Not all of us can be scientists, but we can all appreciate cool science facts when we see them! In these seven science books, you will learn tons of fun facts about everything from making conversation to making love, and from how animals think to how animals slack on the job.
These books prove once and for all that science is not an inaccessible, inscrutable, or irrelevant field of study: it is present in every aspect of our daily lives—and that’s a good thing! Whatever you love best or are simply curious about, there is a science to it, and knowing that science often makes the subject even more intriguing. So prepare to have your mind blown with these informative, hilarious, and surprising books!
by Leigh Cowart
The idea that pain can be pleasurable is not new, but it is often hidden from polite society behind a veil of controversy, disgust, condemnation, and mystery. Author Leigh Cowart flings back that veil to explore why pain and pleasure are so closely linked, the benefits and hazards of masochism, and the different forms masochism has taken across centuries and continents. Hurts So Good is an eye-opening look at how the human mind works and the lengths people will go to in the name of pleasure-seeking.
Sports and science are often placed in opposition to each other, as seen in the classic "jocks" versus "nerds" debates. But is it really true that these fields have nothing in common? Jennifer Swanson thinks not. In The Secret Science of Sports, she explains how science makes our favorite sports possible, from the physics of scoring a three-pointer to why the best gymnasts are so tiny. The use of basic concepts and fun illustrations makes this book perfect for science and/or sports lovers of all ages.
How often have we looked at our furry friends and wondered what they were really thinking? Not only can What It's Like to Be a Dog help answer this age-old question, it can also tell you more about the secret lives of dolphins, sea lions, and other favorite animals! Using the latest developments in neuroscience, Gregory Berns delves into the previously inaccessible world of the animal mind. It will certainly make your next trip to the vet more interesting!

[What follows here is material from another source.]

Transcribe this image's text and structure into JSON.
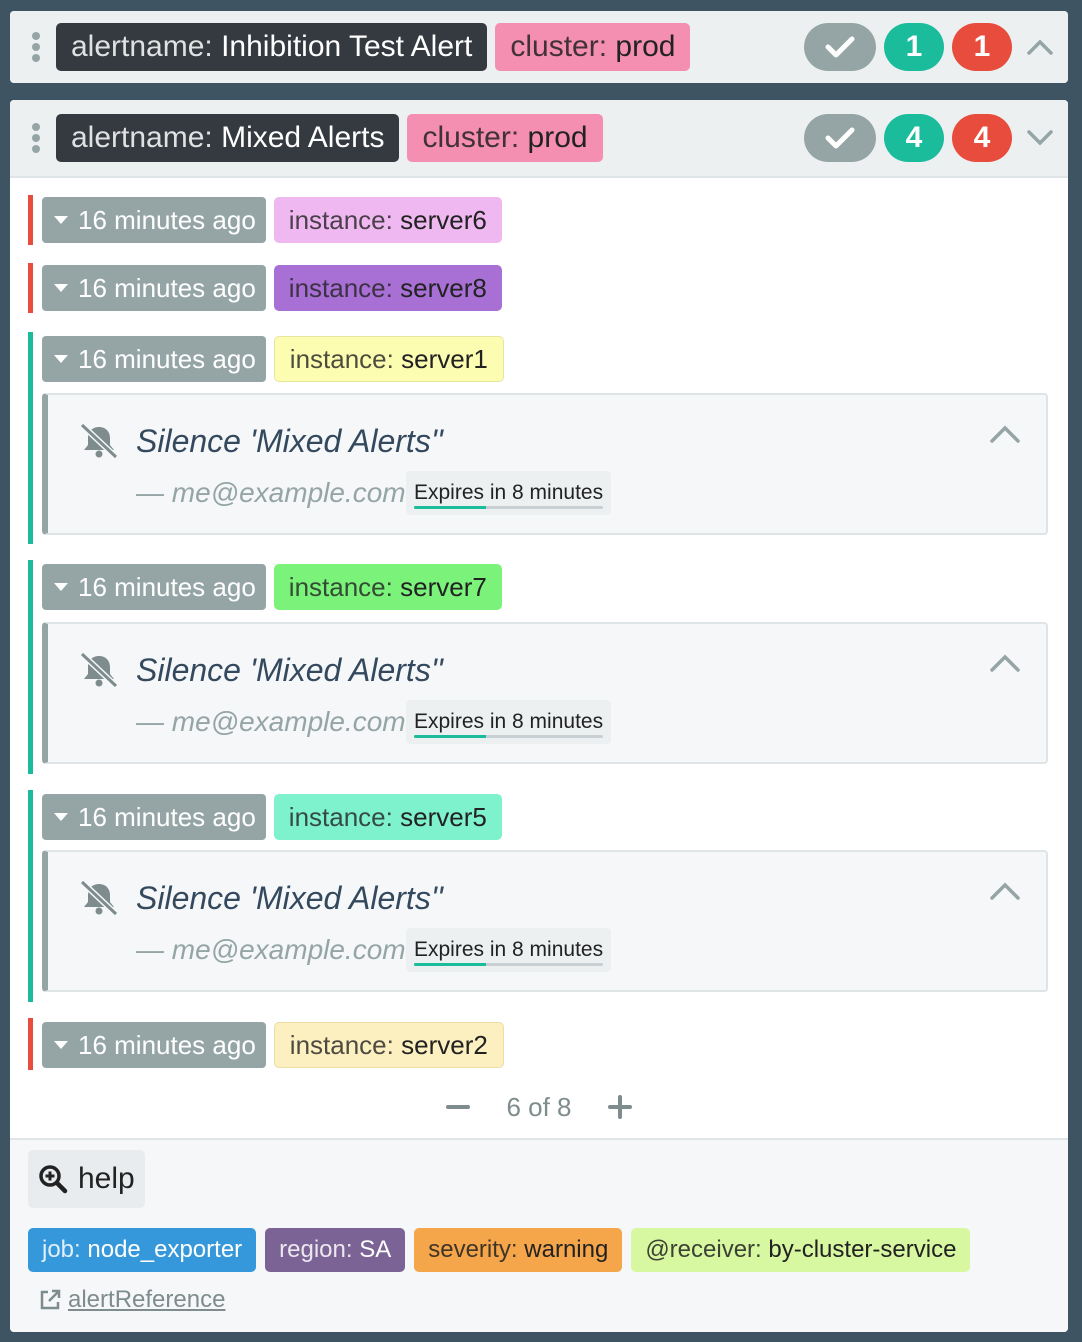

Illustrated by Laetitia Coryn
Translated by Will McMorran
Few activities are so fundamental to human life yet so taboo (in some countries, anyway) as sexual intercourse. Philippe Brenot and Laetitia Coryn disarm this charged topic with The Story of Sex, a cheeky, illustrated guide to the history of sex and relationships. It's a fun way to pick up interesting facts about how human attitudes towards sex have changed based on region and time period, as well as important milestones in the history of sex.

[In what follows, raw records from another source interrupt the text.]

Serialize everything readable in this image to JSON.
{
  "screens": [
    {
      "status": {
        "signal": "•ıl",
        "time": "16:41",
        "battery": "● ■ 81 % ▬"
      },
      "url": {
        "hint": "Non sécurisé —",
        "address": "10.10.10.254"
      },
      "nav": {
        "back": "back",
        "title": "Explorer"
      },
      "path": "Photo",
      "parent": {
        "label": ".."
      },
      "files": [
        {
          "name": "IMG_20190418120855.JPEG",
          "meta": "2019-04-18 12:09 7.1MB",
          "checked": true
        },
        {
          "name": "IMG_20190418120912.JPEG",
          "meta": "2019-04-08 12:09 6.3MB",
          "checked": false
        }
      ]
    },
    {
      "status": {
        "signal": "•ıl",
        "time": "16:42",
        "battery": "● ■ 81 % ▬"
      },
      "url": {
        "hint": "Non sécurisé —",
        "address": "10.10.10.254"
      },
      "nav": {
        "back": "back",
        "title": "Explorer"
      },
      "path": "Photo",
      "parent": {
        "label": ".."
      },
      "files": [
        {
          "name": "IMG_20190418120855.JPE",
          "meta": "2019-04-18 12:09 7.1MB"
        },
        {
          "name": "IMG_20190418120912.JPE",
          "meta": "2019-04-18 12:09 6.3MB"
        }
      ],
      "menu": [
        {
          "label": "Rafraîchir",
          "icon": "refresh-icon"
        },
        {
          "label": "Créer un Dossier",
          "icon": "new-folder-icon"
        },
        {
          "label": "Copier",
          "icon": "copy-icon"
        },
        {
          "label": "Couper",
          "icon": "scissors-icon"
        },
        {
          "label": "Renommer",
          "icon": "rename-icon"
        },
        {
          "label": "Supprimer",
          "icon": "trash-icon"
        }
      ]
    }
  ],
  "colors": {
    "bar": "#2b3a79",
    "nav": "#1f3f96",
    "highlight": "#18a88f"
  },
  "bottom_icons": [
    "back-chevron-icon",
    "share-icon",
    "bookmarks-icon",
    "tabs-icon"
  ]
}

Language is such a basic, essential function that most of us don't even think about how we use it or how it developed—until something, like a language barrier or an unfamiliar slang term, gets in the way of a smooth conversation. How does language grow and evolve, and how has it affected our shared histories? Fortunately, N.J. Enfield has done plenty of thinking on this topic, and his book How We Talk is an intriguing look at the science of human communication. You'll never hear an "um" the same way again!
We've all heard weird weather stories, like tornadoes lifting animals off the ground and setting them down again, perfectly safe, several miles away. Are these stories fun rumors or based on true events? Author Randy Cerveny argues that not only are many of them completely accurate, but there are far stranger weather stories out there besides! Freaks of the Storm is a lighthearted look at the downright bizarre incidents precipitated by Earth's most brutal storms. You will be awed by nature's power and by how much we still don't know about our own planet.
by Lucy Cooke
For millennia, humans have projected particular thoughts and qualities onto the animals we share the Earth with. For example, owls are smart, elephants "never forget," and ants are industrious. But, as The Truth About Animals shows, such assumptions often say a lot more about humans than they do about animals. Lucy Cooke exposes the cold, hard facts about our animal brethren, including their penchant for getting drunk and pawning their work off on someone else. Animals: they really are just like us!